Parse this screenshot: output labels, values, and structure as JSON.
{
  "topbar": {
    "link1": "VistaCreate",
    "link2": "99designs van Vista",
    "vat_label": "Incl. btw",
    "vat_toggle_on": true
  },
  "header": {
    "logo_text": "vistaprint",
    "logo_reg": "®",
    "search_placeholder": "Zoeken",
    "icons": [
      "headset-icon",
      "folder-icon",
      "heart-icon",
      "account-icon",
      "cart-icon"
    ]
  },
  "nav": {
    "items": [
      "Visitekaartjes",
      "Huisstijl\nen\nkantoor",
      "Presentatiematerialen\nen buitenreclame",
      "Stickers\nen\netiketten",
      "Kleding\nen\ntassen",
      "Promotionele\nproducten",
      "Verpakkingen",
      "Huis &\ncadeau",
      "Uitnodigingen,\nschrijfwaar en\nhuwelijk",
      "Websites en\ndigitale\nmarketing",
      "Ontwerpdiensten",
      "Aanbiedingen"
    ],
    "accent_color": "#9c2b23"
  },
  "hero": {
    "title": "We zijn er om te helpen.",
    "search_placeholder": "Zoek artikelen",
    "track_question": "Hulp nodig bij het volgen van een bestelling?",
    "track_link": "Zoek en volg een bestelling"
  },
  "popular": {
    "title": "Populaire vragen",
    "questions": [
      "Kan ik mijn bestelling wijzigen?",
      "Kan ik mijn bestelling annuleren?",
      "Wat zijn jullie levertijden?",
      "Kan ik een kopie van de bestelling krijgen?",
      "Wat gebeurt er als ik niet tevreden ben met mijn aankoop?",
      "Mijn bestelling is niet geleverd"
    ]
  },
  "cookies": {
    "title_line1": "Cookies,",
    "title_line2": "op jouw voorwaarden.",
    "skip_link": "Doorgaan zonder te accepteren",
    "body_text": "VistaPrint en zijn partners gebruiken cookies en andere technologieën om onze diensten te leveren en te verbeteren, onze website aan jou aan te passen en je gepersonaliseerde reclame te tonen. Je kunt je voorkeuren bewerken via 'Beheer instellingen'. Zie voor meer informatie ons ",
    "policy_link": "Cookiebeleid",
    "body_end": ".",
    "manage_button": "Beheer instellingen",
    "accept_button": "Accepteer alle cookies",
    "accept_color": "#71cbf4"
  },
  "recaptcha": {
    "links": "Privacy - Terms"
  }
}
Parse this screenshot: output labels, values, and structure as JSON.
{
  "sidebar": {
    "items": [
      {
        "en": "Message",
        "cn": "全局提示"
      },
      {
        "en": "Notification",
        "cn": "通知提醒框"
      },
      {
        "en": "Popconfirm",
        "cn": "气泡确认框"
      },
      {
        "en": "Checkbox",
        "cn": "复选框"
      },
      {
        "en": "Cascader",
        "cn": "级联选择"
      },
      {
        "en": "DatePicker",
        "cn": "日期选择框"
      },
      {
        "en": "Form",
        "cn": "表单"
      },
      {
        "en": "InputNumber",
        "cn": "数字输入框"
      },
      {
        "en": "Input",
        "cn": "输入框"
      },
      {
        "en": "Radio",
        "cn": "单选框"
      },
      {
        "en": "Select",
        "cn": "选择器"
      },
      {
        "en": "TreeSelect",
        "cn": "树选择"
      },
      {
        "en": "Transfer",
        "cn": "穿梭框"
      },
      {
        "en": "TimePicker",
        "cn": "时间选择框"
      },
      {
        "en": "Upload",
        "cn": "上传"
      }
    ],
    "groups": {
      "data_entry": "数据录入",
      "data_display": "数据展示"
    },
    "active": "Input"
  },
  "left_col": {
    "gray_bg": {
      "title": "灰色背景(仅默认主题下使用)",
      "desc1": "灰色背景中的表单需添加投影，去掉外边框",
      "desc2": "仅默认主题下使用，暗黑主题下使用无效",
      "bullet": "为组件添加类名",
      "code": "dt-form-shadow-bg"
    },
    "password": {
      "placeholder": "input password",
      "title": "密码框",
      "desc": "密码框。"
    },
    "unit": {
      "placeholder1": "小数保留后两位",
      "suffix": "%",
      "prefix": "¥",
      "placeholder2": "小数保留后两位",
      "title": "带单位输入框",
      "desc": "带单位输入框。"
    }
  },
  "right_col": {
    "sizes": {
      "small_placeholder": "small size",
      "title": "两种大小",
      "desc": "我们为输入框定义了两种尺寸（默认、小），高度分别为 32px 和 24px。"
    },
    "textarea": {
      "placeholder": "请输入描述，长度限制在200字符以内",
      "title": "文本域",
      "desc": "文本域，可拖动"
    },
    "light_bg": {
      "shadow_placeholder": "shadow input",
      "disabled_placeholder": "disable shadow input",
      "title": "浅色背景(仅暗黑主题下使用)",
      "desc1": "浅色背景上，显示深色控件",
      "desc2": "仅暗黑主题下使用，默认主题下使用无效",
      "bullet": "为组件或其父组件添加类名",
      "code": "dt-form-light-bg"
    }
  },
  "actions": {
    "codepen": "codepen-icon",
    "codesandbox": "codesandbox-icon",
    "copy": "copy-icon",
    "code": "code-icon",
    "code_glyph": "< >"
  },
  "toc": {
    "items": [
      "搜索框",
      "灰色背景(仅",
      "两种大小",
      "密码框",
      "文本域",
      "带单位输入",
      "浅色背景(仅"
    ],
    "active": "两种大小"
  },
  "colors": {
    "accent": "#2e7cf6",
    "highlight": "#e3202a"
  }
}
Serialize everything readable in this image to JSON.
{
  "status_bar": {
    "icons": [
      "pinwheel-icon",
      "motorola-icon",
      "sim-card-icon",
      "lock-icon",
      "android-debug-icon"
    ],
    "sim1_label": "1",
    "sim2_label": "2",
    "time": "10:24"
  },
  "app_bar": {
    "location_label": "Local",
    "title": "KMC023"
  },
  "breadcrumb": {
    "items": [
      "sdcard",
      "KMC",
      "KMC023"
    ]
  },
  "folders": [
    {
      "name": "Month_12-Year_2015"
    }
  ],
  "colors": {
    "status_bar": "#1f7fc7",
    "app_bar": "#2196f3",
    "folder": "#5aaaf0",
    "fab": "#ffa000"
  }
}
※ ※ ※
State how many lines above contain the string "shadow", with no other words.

» Task solution
3